> Work to be completed: Each entry that follows should be set down precisely, with its pictures removed.

Data START

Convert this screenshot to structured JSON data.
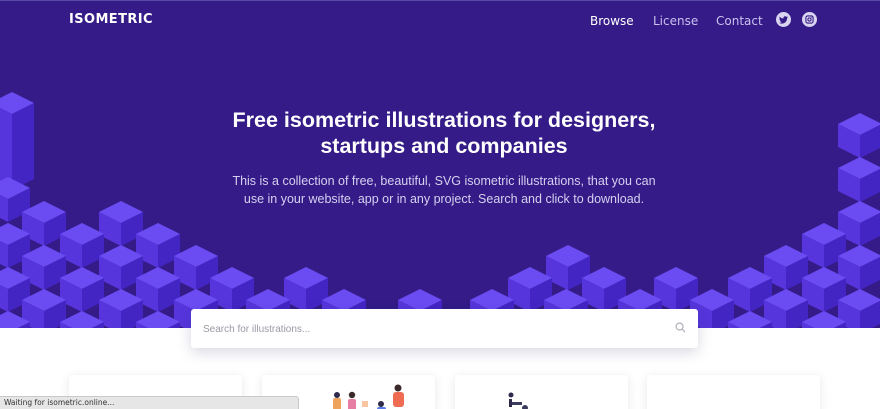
{
  "nav": {
    "logo": "ISOMETRIC",
    "links": [
      "Browse",
      "License",
      "Contact"
    ],
    "social": [
      "twitter-icon",
      "instagram-icon"
    ]
  },
  "hero": {
    "title": "Free isometric illustrations for designers, startups and companies",
    "subtitle": "This is a collection of free, beautiful, SVG isometric illustrations, that you can use in your website, app or in any project. Search and click to download."
  },
  "search": {
    "placeholder": "Search for illustrations...",
    "icon": "search-icon"
  },
  "status_bar": {
    "text": "Waiting for isometric.online..."
  },
  "colors": {
    "hero_background": "#341b87",
    "cube_top": "#6b4cf3",
    "cube_left": "#5636dc",
    "cube_right": "#4325c4",
    "white": "#ffffff"
  }
}
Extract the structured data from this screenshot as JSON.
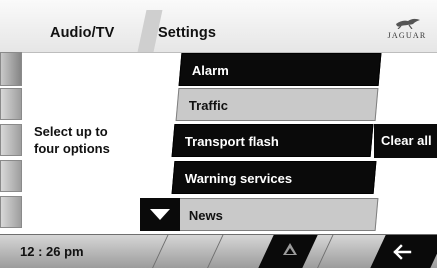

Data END

> Exercise output:
Convert this screenshot to structured JSON data.
{
  "nav": {
    "logo": "ISOMETRIC",
    "links": [
      "Browse",
      "License",
      "Contact"
    ],
    "social": [
      "twitter-icon",
      "instagram-icon"
    ]
  },
  "hero": {
    "title": "Free isometric illustrations for designers, startups and companies",
    "subtitle": "This is a collection of free, beautiful, SVG isometric illustrations, that you can use in your website, app or in any project. Search and click to download."
  },
  "search": {
    "placeholder": "Search for illustrations...",
    "icon": "search-icon"
  },
  "status_bar": {
    "text": "Waiting for isometric.online..."
  },
  "colors": {
    "hero_background": "#341b87",
    "cube_top": "#6b4cf3",
    "cube_left": "#5636dc",
    "cube_right": "#4325c4",
    "white": "#ffffff"
  }
}
Extract the structured data from this screenshot as JSON.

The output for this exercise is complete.